When Americans decided it was time to clean up the smog that clouded major U.S. cities in the middle of the 20th century, they didn’t turn the job over to the auto industry, which was a major part of the pollution problem.
Instead, government set a standard for clean air and then held the auto industry accountable for getting the job done.
Broadband advocates, take note, says Bernadine Joselyn, public policy and engagement director for Minnesota’s Blandin Foundation.
Joselyn’s remarks came at the opening of “Border to Border: Better Together,” a statewide conference of local and state leaders working on broadband projects and policy in Minnesota.
The public should have a stronger voice in setting the standards for broadband speed and accessibility, Joselyn said. Then the communications industry can get to work, the same way auto manufacturers started modifying automobiles to meet clean-air standars.

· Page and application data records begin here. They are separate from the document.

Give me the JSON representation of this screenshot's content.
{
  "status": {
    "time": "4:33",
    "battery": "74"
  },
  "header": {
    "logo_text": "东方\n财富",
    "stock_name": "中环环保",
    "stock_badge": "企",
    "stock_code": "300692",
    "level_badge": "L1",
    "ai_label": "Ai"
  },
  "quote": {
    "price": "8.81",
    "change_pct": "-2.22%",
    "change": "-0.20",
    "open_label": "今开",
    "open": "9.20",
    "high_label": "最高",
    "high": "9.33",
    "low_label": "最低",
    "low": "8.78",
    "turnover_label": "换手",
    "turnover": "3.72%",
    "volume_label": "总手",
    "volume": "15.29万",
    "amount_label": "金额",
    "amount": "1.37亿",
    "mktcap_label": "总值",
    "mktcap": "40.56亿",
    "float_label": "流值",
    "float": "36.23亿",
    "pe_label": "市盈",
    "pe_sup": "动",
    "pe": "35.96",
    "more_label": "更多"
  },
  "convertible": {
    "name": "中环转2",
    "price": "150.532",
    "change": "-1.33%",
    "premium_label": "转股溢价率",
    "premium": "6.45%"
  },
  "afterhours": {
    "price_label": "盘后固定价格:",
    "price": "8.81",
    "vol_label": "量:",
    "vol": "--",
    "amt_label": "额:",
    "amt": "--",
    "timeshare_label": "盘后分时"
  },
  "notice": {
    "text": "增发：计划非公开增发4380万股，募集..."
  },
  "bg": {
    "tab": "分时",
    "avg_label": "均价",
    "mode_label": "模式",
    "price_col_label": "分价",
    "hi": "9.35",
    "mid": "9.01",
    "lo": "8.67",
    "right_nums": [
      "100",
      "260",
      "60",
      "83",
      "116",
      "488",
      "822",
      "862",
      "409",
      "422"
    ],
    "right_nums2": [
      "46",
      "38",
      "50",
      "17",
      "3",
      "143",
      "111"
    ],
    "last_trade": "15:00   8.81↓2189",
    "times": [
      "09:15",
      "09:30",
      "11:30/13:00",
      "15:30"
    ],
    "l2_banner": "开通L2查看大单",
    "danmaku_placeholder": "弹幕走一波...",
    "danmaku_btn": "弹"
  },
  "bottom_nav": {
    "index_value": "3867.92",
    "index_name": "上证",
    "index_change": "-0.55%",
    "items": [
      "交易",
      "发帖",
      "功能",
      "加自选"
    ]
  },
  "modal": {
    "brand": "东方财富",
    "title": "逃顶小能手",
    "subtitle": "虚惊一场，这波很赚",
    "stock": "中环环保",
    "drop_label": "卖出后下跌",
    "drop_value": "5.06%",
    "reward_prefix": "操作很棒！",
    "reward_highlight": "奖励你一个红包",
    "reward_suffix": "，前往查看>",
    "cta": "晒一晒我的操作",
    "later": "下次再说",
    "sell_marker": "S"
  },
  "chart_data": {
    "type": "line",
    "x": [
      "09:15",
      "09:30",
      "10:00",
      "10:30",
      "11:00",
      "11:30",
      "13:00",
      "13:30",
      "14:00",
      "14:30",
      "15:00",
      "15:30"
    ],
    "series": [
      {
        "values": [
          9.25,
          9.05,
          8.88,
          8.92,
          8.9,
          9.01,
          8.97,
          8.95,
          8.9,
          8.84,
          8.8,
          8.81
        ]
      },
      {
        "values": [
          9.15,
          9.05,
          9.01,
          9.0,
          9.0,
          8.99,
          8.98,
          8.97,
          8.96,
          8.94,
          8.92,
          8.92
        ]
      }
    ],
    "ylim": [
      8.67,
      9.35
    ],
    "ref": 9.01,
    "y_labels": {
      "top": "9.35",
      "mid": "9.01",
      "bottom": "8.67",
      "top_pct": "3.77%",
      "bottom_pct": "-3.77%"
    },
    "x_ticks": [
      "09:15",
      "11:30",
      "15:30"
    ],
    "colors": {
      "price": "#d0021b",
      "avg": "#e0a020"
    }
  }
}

“It’s time for families and schools and communities to set the goals and leave the tactics to the providers,” Joselyn said. “They will rise to the occasion, just as the auto industry did.”
The Daily Yonder is attending the “Border to Border” conference in Minneapolis. (And yes, we’re told it’s snowing outside, according to reports from the dais.)
There’s a lot of activity here – broadband cooperatives, municipal technology officers, associations representing some of the state’s medical and financial corporations, and a score or so of young people who participated in a digital training workshop yesterday.
One of the goals of the conference is to create a statewide vision for Minnesota to guide public and private institutions as they plan.
We’ll have more from our conversations here in future posts. In the meantime, here is more from Joselyn’s opening remarks:
Ensuring that all people – especially people living in rural places and on tribal lands — have access to world-class broadband and the skills to use it is hard. It’s going to take all sectors of society working together. Not-for-profits, business and government all must do their part.
That’s what this conference is about – being better together.
We have gathered to address the reality that Minnesotans without access to high speed broadband and the ability to use it are denied equal opportunity to participate fully in community life.
These are high stakes. Getting this right for Minnesota matters. Broadband has become the indispensable infrastructure of our age. . . .
Our parents and grandparents invested in the infrastructure upon which rural America was built – electricity, roads, bridges, telephones. Now it is our turn.